**WORK TO COMPLETE**
Print every line below. Match each one exactly.

___ RECORDS SHOWN ___

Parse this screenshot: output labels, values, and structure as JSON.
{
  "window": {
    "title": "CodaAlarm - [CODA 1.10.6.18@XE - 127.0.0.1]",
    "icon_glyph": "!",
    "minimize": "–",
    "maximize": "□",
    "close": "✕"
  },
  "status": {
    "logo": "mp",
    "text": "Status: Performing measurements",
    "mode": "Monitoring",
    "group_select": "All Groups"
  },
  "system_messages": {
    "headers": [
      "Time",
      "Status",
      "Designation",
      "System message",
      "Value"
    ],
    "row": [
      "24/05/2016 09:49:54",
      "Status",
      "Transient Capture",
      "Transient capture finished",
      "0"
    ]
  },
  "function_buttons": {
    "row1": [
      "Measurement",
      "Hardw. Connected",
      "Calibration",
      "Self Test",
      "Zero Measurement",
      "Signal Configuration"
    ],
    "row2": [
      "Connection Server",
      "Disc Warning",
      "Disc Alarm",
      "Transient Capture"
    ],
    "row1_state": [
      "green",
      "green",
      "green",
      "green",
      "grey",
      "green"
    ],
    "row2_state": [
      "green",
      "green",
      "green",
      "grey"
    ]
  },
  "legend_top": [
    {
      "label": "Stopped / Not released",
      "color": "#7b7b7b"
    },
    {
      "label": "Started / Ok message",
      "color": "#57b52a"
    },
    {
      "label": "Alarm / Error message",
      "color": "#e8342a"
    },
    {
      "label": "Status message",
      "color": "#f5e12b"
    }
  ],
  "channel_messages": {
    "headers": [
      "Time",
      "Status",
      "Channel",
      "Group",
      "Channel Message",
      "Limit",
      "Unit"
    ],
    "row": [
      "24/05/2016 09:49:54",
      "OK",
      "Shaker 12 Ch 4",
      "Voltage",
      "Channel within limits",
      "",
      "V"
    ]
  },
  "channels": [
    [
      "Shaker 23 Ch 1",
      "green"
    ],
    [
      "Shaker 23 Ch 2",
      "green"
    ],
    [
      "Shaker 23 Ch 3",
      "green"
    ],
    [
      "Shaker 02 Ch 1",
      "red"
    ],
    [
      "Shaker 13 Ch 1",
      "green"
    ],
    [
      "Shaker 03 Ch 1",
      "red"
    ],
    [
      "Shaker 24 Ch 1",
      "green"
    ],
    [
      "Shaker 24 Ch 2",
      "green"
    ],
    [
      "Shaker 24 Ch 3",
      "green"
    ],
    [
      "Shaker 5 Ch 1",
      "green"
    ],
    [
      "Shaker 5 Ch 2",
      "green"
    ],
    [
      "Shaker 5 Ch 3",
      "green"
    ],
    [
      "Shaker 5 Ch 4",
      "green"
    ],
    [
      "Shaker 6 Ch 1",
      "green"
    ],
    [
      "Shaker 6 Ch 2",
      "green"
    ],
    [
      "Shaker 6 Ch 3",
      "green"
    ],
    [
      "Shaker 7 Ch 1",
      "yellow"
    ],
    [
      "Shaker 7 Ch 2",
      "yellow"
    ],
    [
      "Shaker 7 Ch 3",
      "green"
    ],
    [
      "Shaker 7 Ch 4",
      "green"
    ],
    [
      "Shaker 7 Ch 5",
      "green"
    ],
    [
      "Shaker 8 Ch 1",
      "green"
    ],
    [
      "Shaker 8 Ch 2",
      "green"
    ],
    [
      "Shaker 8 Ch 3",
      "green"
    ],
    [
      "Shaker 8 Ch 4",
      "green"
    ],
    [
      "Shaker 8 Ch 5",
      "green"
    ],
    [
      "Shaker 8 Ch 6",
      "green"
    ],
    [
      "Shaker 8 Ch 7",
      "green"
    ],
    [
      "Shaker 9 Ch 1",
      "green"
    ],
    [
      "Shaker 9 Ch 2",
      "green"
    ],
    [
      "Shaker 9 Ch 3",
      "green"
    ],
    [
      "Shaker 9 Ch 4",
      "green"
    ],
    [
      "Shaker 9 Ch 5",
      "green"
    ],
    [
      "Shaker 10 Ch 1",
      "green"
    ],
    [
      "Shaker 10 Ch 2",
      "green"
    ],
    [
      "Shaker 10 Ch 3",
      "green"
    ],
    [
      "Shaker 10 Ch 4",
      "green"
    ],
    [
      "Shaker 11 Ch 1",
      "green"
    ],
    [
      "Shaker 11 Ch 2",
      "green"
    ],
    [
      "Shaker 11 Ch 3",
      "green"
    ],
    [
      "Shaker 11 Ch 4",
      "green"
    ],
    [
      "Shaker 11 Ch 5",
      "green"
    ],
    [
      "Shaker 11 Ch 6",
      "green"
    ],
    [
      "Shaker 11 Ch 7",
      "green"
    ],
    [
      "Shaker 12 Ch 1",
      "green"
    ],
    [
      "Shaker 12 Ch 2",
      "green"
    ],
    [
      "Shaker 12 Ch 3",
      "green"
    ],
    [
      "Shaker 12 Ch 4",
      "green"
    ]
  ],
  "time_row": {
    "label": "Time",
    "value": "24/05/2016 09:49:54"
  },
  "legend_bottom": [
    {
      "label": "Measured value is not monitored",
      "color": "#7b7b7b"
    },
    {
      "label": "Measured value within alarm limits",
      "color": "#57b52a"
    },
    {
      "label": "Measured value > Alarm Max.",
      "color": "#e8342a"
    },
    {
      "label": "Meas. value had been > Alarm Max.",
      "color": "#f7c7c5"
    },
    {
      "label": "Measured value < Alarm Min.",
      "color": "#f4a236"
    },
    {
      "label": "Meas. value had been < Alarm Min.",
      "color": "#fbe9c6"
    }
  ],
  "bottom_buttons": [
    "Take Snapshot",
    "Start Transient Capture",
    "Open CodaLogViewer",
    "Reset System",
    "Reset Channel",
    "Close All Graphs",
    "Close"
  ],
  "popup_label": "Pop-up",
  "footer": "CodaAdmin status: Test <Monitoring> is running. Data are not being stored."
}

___

**OUTPUT**
Parse this screenshot: output labels, values, and structure as JSON.
{
  "window": {
    "title": "CodaAlarm - [CODA 1.10.6.18@XE - 127.0.0.1]",
    "icon_glyph": "!",
    "minimize": "–",
    "maximize": "□",
    "close": "✕"
  },
  "status": {
    "logo": "mp",
    "text": "Status: Performing measurements",
    "mode": "Monitoring",
    "group_select": "All Groups"
  },
  "system_messages": {
    "headers": [
      "Time",
      "Status",
      "Designation",
      "System message",
      "Value"
    ],
    "row": [
      "24/05/2016 09:49:54",
      "Status",
      "Transient Capture",
      "Transient capture finished",
      "0"
    ]
  },
  "function_buttons": {
    "row1": [
      "Measurement",
      "Hardw. Connected",
      "Calibration",
      "Self Test",
      "Zero Measurement",
      "Signal Configuration"
    ],
    "row2": [
      "Connection Server",
      "Disc Warning",
      "Disc Alarm",
      "Transient Capture"
    ],
    "row1_state": [
      "green",
      "green",
      "green",
      "green",
      "grey",
      "green"
    ],
    "row2_state": [
      "green",
      "green",
      "green",
      "grey"
    ]
  },
  "legend_top": [
    {
      "label": "Stopped / Not released",
      "color": "#7b7b7b"
    },
    {
      "label": "Started / Ok message",
      "color": "#57b52a"
    },
    {
      "label": "Alarm / Error message",
      "color": "#e8342a"
    },
    {
      "label": "Status message",
      "color": "#f5e12b"
    }
  ],
  "channel_messages": {
    "headers": [
      "Time",
      "Status",
      "Channel",
      "Group",
      "Channel Message",
      "Limit",
      "Unit"
    ],
    "row": [
      "24/05/2016 09:49:54",
      "OK",
      "Shaker 12 Ch 4",
      "Voltage",
      "Channel within limits",
      "",
      "V"
    ]
  },
  "channels": [
    [
      "Shaker 23 Ch 1",
      "green"
    ],
    [
      "Shaker 23 Ch 2",
      "green"
    ],
    [
      "Shaker 23 Ch 3",
      "green"
    ],
    [
      "Shaker 02 Ch 1",
      "red"
    ],
    [
      "Shaker 13 Ch 1",
      "green"
    ],
    [
      "Shaker 03 Ch 1",
      "red"
    ],
    [
      "Shaker 24 Ch 1",
      "green"
    ],
    [
      "Shaker 24 Ch 2",
      "green"
    ],
    [
      "Shaker 24 Ch 3",
      "green"
    ],
    [
      "Shaker 5 Ch 1",
      "green"
    ],
    [
      "Shaker 5 Ch 2",
      "green"
    ],
    [
      "Shaker 5 Ch 3",
      "green"
    ],
    [
      "Shaker 5 Ch 4",
      "green"
    ],
    [
      "Shaker 6 Ch 1",
      "green"
    ],
    [
      "Shaker 6 Ch 2",
      "green"
    ],
    [
      "Shaker 6 Ch 3",
      "green"
    ],
    [
      "Shaker 7 Ch 1",
      "yellow"
    ],
    [
      "Shaker 7 Ch 2",
      "yellow"
    ],
    [
      "Shaker 7 Ch 3",
      "green"
    ],
    [
      "Shaker 7 Ch 4",
      "green"
    ],
    [
      "Shaker 7 Ch 5",
      "green"
    ],
    [
      "Shaker 8 Ch 1",
      "green"
    ],
    [
      "Shaker 8 Ch 2",
      "green"
    ],
    [
      "Shaker 8 Ch 3",
      "green"
    ],
    [
      "Shaker 8 Ch 4",
      "green"
    ],
    [
      "Shaker 8 Ch 5",
      "green"
    ],
    [
      "Shaker 8 Ch 6",
      "green"
    ],
    [
      "Shaker 8 Ch 7",
      "green"
    ],
    [
      "Shaker 9 Ch 1",
      "green"
    ],
    [
      "Shaker 9 Ch 2",
      "green"
    ],
    [
      "Shaker 9 Ch 3",
      "green"
    ],
    [
      "Shaker 9 Ch 4",
      "green"
    ],
    [
      "Shaker 9 Ch 5",
      "green"
    ],
    [
      "Shaker 10 Ch 1",
      "green"
    ],
    [
      "Shaker 10 Ch 2",
      "green"
    ],
    [
      "Shaker 10 Ch 3",
      "green"
    ],
    [
      "Shaker 10 Ch 4",
      "green"
    ],
    [
      "Shaker 11 Ch 1",
      "green"
    ],
    [
      "Shaker 11 Ch 2",
      "green"
    ],
    [
      "Shaker 11 Ch 3",
      "green"
    ],
    [
      "Shaker 11 Ch 4",
      "green"
    ],
    [
      "Shaker 11 Ch 5",
      "green"
    ],
    [
      "Shaker 11 Ch 6",
      "green"
    ],
    [
      "Shaker 11 Ch 7",
      "green"
    ],
    [
      "Shaker 12 Ch 1",
      "green"
    ],
    [
      "Shaker 12 Ch 2",
      "green"
    ],
    [
      "Shaker 12 Ch 3",
      "green"
    ],
    [
      "Shaker 12 Ch 4",
      "green"
    ]
  ],
  "time_row": {
    "label": "Time",
    "value": "24/05/2016 09:49:54"
  },
  "legend_bottom": [
    {
      "label": "Measured value is not monitored",
      "color": "#7b7b7b"
    },
    {
      "label": "Measured value within alarm limits",
      "color": "#57b52a"
    },
    {
      "label": "Measured value > Alarm Max.",
      "color": "#e8342a"
    },
    {
      "label": "Meas. value had been > Alarm Max.",
      "color": "#f7c7c5"
    },
    {
      "label": "Measured value < Alarm Min.",
      "color": "#f4a236"
    },
    {
      "label": "Meas. value had been < Alarm Min.",
      "color": "#fbe9c6"
    }
  ],
  "bottom_buttons": [
    "Take Snapshot",
    "Start Transient Capture",
    "Open CodaLogViewer",
    "Reset System",
    "Reset Channel",
    "Close All Graphs",
    "Close"
  ],
  "popup_label": "Pop-up",
  "footer": "CodaAdmin status: Test <Monitoring> is running. Data are not being stored."
}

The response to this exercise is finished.